▶ Problem to work on:
Reproduce every record verbatim but drop the pictures.

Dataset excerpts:
┄┄┄┄┄┄┄┄┄┄
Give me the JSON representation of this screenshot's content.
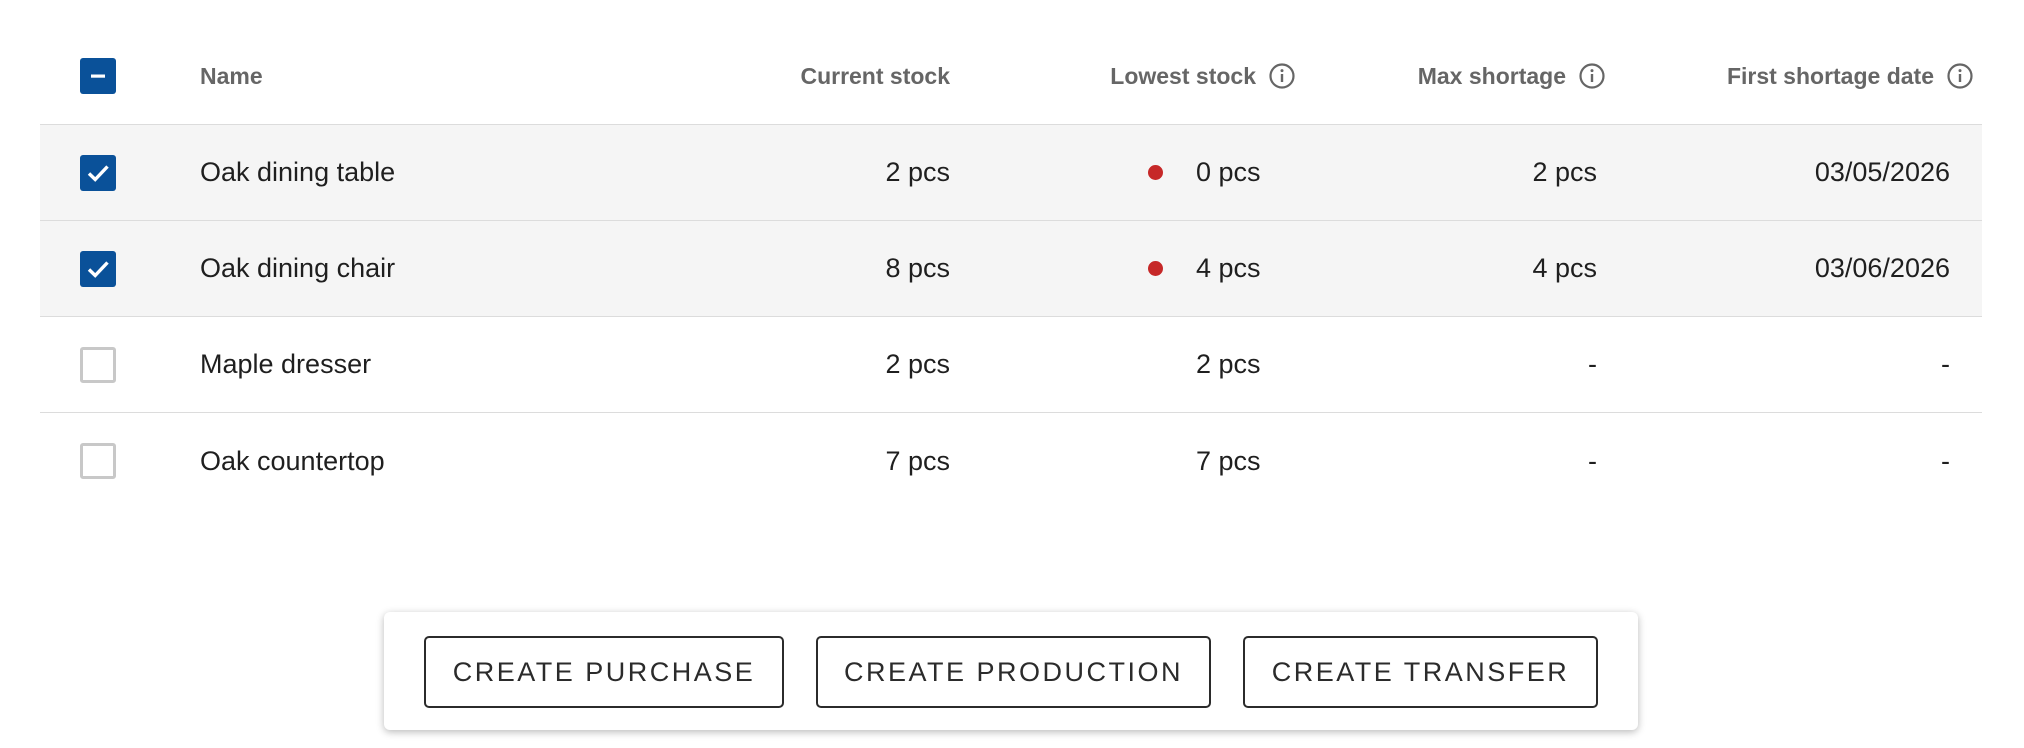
{
  "table": {
    "columns": {
      "name": "Name",
      "current_stock": "Current stock",
      "lowest_stock": "Lowest stock",
      "max_shortage": "Max shortage",
      "first_shortage_date": "First shortage date"
    },
    "header_checkbox_state": "indeterminate",
    "rows": [
      {
        "name": "Oak dining table",
        "current_stock": "2 pcs",
        "lowest_stock": "0 pcs",
        "max_shortage": "2 pcs",
        "first_shortage_date": "03/05/2026",
        "checked": true,
        "shortage": true
      },
      {
        "name": "Oak dining chair",
        "current_stock": "8 pcs",
        "lowest_stock": "4 pcs",
        "max_shortage": "4 pcs",
        "first_shortage_date": "03/06/2026",
        "checked": true,
        "shortage": true
      },
      {
        "name": "Maple dresser",
        "current_stock": "2 pcs",
        "lowest_stock": "2 pcs",
        "max_shortage": "-",
        "first_shortage_date": "-",
        "checked": false,
        "shortage": false
      },
      {
        "name": "Oak countertop",
        "current_stock": "7 pcs",
        "lowest_stock": "7 pcs",
        "max_shortage": "-",
        "first_shortage_date": "-",
        "checked": false,
        "shortage": false
      }
    ]
  },
  "actions": {
    "create_purchase": "CREATE PURCHASE",
    "create_production": "CREATE PRODUCTION",
    "create_transfer": "CREATE TRANSFER"
  },
  "icons": {
    "info": "info-circle-icon",
    "checkbox_checked": "check-icon",
    "checkbox_indeterminate": "minus-icon",
    "shortage_indicator": "red-dot-icon"
  },
  "colors": {
    "accent": "#0a5199",
    "shortage": "#c62828",
    "selected_row": "#f5f5f5"
  }
}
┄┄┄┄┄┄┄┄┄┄
▶ Written solution:
Give me the JSON representation of this screenshot's content.
{
  "table": {
    "columns": {
      "name": "Name",
      "current_stock": "Current stock",
      "lowest_stock": "Lowest stock",
      "max_shortage": "Max shortage",
      "first_shortage_date": "First shortage date"
    },
    "header_checkbox_state": "indeterminate",
    "rows": [
      {
        "name": "Oak dining table",
        "current_stock": "2 pcs",
        "lowest_stock": "0 pcs",
        "max_shortage": "2 pcs",
        "first_shortage_date": "03/05/2026",
        "checked": true,
        "shortage": true
      },
      {
        "name": "Oak dining chair",
        "current_stock": "8 pcs",
        "lowest_stock": "4 pcs",
        "max_shortage": "4 pcs",
        "first_shortage_date": "03/06/2026",
        "checked": true,
        "shortage": true
      },
      {
        "name": "Maple dresser",
        "current_stock": "2 pcs",
        "lowest_stock": "2 pcs",
        "max_shortage": "-",
        "first_shortage_date": "-",
        "checked": false,
        "shortage": false
      },
      {
        "name": "Oak countertop",
        "current_stock": "7 pcs",
        "lowest_stock": "7 pcs",
        "max_shortage": "-",
        "first_shortage_date": "-",
        "checked": false,
        "shortage": false
      }
    ]
  },
  "actions": {
    "create_purchase": "CREATE PURCHASE",
    "create_production": "CREATE PRODUCTION",
    "create_transfer": "CREATE TRANSFER"
  },
  "icons": {
    "info": "info-circle-icon",
    "checkbox_checked": "check-icon",
    "checkbox_indeterminate": "minus-icon",
    "shortage_indicator": "red-dot-icon"
  },
  "colors": {
    "accent": "#0a5199",
    "shortage": "#c62828",
    "selected_row": "#f5f5f5"
  }
}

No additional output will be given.